(Entries taken from a collection)
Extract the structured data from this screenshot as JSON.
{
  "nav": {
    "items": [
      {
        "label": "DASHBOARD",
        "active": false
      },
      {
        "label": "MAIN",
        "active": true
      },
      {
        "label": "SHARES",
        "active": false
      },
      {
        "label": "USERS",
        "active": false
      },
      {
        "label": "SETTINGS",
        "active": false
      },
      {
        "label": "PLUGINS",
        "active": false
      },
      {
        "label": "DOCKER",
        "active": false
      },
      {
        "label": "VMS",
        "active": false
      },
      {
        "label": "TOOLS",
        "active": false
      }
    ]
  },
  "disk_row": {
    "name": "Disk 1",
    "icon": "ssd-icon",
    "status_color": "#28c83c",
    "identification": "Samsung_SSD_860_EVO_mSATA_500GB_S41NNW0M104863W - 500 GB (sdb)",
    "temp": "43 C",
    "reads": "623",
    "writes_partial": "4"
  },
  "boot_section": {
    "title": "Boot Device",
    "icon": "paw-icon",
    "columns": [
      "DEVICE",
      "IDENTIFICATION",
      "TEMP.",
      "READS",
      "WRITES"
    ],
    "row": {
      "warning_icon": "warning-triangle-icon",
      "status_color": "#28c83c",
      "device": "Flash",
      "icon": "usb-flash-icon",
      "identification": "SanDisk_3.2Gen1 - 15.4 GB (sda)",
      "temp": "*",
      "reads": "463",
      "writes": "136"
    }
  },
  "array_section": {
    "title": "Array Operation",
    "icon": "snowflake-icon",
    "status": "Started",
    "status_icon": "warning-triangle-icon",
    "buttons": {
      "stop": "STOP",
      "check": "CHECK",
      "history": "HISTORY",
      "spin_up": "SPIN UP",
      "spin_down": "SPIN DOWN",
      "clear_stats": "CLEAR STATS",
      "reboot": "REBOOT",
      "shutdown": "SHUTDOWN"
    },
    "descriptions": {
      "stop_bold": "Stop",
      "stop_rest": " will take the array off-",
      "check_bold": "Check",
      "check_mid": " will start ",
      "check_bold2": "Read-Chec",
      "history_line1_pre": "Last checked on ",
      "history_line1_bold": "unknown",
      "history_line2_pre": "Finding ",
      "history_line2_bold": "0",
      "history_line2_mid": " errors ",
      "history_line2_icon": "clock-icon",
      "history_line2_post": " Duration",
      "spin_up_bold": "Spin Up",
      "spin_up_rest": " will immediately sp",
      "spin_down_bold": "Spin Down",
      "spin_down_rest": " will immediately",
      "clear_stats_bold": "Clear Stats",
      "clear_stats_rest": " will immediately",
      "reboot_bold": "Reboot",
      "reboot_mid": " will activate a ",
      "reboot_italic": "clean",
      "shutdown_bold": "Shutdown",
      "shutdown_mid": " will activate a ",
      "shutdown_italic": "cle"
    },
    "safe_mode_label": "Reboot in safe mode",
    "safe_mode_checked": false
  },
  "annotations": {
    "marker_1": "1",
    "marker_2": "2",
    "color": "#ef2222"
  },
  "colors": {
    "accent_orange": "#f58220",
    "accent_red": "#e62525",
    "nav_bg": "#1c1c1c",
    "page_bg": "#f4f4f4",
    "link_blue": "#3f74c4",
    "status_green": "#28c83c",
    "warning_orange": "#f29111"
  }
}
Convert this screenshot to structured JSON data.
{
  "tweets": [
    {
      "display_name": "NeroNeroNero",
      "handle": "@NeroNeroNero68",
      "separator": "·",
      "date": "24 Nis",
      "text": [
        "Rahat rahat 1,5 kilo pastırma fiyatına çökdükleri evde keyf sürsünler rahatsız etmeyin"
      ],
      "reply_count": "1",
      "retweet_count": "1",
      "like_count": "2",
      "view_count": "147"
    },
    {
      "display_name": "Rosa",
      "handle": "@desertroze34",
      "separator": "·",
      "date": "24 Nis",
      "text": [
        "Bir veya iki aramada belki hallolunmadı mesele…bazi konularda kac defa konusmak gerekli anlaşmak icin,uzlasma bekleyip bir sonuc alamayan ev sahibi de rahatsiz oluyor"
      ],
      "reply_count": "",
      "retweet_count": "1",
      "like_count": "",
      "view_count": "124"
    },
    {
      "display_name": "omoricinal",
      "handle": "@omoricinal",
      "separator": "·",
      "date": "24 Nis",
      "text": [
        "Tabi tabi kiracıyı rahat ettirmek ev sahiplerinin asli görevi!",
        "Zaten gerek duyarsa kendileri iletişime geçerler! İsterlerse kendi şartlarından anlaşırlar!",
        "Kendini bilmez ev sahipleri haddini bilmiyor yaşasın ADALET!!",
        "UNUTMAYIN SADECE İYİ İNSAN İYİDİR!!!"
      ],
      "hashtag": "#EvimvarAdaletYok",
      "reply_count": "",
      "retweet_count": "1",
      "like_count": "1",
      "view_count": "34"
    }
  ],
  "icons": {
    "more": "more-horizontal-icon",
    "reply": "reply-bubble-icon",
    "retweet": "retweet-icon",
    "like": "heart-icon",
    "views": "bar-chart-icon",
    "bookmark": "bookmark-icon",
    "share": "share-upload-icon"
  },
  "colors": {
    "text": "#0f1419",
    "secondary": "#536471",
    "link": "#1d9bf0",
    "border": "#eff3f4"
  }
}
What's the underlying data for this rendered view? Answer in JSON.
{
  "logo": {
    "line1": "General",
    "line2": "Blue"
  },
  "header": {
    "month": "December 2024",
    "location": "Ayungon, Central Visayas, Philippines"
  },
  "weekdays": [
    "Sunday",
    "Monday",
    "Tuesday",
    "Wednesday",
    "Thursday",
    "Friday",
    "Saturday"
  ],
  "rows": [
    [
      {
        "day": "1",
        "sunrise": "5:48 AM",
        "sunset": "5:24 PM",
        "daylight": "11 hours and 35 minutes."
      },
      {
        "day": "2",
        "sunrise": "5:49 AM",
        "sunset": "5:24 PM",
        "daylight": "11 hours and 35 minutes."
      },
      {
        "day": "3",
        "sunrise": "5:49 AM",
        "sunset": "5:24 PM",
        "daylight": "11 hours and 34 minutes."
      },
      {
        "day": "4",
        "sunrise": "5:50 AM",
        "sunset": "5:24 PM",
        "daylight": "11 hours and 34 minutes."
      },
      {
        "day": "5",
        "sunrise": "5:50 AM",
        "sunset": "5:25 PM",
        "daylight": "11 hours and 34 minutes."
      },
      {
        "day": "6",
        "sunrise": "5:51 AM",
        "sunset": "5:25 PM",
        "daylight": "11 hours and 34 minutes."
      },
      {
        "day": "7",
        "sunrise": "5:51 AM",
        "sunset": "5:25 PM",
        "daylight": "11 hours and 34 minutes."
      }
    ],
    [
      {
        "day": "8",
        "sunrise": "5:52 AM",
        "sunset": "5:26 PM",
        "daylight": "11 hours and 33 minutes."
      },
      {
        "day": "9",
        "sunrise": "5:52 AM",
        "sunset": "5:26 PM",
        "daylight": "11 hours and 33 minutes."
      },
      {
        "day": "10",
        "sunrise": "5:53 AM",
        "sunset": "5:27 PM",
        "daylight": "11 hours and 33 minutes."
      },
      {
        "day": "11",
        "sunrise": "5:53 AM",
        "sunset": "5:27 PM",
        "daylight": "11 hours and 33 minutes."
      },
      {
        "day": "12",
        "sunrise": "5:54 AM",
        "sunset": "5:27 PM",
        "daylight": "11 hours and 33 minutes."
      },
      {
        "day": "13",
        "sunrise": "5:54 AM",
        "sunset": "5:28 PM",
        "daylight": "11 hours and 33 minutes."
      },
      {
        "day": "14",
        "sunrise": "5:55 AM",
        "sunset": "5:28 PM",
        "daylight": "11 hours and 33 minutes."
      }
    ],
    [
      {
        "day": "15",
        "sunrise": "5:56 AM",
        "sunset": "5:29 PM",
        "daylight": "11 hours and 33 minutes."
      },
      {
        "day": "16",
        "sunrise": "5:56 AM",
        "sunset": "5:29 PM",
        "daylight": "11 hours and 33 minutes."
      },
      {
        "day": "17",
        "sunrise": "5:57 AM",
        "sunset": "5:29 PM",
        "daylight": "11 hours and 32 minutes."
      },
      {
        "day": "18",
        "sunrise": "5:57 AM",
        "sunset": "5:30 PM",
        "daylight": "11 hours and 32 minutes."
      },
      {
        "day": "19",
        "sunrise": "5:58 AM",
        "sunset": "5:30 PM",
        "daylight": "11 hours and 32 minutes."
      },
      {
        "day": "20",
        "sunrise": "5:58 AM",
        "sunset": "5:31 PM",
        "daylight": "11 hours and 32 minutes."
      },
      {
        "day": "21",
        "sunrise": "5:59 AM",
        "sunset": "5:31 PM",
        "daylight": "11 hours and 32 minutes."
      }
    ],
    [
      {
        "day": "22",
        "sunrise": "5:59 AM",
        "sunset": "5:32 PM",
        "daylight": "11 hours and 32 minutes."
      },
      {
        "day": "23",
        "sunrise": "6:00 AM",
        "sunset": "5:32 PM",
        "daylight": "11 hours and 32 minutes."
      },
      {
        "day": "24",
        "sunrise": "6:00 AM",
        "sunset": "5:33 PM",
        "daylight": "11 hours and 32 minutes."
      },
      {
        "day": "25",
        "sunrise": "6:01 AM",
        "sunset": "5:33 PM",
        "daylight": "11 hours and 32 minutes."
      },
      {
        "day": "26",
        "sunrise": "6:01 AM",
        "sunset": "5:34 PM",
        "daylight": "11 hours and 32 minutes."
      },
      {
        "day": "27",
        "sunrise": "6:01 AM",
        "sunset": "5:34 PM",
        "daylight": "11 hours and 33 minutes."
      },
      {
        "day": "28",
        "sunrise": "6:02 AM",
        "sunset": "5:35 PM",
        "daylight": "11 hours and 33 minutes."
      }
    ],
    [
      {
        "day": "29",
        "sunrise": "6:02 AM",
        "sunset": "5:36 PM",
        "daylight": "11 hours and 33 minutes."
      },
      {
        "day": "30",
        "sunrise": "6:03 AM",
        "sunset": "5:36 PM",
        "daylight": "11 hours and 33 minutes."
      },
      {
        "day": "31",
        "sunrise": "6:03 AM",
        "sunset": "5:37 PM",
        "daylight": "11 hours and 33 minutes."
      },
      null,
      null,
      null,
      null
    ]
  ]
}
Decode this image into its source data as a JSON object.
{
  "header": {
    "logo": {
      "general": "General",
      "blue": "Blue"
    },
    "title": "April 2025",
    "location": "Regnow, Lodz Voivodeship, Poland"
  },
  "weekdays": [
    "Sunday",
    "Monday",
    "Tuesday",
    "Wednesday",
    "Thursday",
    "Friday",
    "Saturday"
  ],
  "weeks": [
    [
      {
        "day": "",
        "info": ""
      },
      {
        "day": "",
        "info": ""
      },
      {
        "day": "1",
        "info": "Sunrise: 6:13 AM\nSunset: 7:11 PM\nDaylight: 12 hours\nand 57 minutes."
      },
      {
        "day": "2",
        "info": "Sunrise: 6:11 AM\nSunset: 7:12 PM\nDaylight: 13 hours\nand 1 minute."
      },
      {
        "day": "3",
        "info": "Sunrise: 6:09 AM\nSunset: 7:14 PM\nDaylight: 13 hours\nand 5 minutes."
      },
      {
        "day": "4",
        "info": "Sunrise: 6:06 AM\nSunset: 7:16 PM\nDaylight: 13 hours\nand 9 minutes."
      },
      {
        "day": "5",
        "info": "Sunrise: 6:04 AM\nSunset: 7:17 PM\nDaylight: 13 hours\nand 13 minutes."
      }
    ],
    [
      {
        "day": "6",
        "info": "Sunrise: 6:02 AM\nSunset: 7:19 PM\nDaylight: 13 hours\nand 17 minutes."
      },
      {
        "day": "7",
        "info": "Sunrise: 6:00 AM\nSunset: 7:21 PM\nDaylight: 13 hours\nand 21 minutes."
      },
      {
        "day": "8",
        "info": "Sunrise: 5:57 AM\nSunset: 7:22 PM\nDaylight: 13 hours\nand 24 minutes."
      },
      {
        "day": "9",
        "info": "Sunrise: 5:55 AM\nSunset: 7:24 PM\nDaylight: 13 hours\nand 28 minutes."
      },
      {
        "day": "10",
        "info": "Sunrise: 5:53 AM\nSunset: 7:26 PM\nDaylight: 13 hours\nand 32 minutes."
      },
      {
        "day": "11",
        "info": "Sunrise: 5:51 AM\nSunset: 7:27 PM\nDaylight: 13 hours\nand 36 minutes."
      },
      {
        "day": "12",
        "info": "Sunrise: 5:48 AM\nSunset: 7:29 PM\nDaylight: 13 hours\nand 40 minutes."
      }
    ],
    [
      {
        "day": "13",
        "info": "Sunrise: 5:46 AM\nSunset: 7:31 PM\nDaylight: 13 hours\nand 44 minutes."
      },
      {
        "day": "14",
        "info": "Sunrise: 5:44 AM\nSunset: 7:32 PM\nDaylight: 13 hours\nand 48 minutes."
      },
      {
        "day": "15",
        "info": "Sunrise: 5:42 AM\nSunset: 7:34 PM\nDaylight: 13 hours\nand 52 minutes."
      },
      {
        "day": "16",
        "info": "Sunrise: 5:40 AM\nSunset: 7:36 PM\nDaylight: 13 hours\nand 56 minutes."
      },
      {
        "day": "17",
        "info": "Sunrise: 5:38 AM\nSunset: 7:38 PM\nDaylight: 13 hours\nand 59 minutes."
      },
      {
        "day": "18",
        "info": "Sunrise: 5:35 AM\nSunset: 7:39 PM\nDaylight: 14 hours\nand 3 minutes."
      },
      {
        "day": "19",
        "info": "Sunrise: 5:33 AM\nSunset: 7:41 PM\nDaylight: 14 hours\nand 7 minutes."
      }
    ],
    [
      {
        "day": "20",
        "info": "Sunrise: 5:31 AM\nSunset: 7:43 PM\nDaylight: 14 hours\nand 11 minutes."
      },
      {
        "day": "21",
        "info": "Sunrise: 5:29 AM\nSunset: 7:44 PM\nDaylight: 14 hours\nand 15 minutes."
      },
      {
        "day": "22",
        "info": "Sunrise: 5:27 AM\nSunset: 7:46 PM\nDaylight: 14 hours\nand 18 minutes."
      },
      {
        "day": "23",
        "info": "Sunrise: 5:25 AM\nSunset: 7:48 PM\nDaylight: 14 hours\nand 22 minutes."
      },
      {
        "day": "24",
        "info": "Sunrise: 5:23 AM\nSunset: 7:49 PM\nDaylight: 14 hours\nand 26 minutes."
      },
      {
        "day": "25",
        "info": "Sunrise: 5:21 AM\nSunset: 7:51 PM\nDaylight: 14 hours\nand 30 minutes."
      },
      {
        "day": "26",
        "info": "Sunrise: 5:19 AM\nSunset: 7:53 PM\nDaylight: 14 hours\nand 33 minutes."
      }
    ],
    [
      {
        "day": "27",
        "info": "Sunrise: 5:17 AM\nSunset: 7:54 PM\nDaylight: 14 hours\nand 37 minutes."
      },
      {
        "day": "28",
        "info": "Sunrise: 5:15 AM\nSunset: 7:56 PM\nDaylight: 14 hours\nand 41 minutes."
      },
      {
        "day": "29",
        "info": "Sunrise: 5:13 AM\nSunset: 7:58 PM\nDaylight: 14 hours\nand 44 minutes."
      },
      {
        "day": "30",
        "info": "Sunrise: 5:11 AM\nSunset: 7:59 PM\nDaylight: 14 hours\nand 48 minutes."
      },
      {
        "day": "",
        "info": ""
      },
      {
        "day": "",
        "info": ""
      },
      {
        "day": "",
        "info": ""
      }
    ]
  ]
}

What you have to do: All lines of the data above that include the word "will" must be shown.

Result for this exercise:
      "stop_rest": " will take the array off-",
      "check_mid": " will start ",
      "spin_up_rest": " will immediately sp",
      "spin_down_rest": " will immediately",
      "clear_stats_rest": " will immediately",
      "reboot_mid": " will activate a ",
      "shutdown_mid": " will activate a ",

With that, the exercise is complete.